1 Like

Thanks for the detailed response. The migration went well and I also see the new website from all the DNS servers. However, I still see half of the traffic go through the old server, and Google seems to be unhappy with that, resulting in a huge loss of traffic.

I’ll go ahead and fix the MX record as well. :slight_smile:

That’s right. I didn’t know that lowering the TTL is necessary as a part of CMS and Server Migration.
I hope that after 28 days everything updates.

I was expecting more like a gradual decrease in the traffic going through the old server; but are you saying that the rest of DNS servers are going to update immediately after 28 days? (Migration was 20 days ago)

How likely is the scenario that the ISPs won’t update the DNS server even after 28 days? Is it possible that this is a traffic hijacking due to a malware or misconfiguration?

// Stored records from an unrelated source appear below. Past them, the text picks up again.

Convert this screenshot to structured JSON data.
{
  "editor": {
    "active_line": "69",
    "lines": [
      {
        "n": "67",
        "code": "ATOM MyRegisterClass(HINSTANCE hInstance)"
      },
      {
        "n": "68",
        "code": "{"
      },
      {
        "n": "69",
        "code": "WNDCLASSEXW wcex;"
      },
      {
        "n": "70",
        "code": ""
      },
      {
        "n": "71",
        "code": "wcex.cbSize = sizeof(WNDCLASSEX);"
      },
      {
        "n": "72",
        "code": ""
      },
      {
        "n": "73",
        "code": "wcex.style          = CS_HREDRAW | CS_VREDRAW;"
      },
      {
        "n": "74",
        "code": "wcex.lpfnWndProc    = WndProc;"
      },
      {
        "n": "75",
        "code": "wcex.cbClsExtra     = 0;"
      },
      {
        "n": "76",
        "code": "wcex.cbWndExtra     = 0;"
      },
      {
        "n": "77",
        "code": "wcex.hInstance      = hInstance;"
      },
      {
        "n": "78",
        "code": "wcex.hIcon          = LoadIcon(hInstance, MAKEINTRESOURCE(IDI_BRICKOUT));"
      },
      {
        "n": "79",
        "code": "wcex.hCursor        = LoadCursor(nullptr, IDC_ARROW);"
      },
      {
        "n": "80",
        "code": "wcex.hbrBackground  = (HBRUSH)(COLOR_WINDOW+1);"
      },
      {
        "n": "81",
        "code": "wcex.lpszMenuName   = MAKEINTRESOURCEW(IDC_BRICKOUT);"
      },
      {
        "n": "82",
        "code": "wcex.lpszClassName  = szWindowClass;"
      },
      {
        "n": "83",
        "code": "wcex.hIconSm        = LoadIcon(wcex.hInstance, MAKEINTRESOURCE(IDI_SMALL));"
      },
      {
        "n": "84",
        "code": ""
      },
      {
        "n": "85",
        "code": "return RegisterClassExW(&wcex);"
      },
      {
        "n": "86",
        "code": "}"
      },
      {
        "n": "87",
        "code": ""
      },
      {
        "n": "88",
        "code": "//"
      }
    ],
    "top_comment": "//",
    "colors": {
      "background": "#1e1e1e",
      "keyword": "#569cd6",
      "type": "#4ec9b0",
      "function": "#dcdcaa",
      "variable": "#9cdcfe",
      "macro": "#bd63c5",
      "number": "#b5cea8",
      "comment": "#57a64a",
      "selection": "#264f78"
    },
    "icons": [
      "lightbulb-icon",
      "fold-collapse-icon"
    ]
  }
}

Thanks for your response in advance!

Hello Again
It has been more than 28 days since the initial migration. So if the DND caching was the issue, it should be already updated. However, we still see 30-40% of the website traffic goes to the old server

Live traffic to the new site:

Live traffic to the old site:

This doesn’t make sense at all. Can anybody help me with any ideas or similar experiences?

All of the traffic appears to be coming from a single Country in the second screenshot… given the language certainly the region makes sense. While TTLs are supposed to tell a DNS resolver how long before it considers a new answer there are a lot of variables… most of those variables push towards looking up more often, but it’s entirely possible in this instance an ISP has gone the other way.

I’d look at the ASN for the requests and contract that network provider to see if they can flush their DNS cache for your zone

1 Like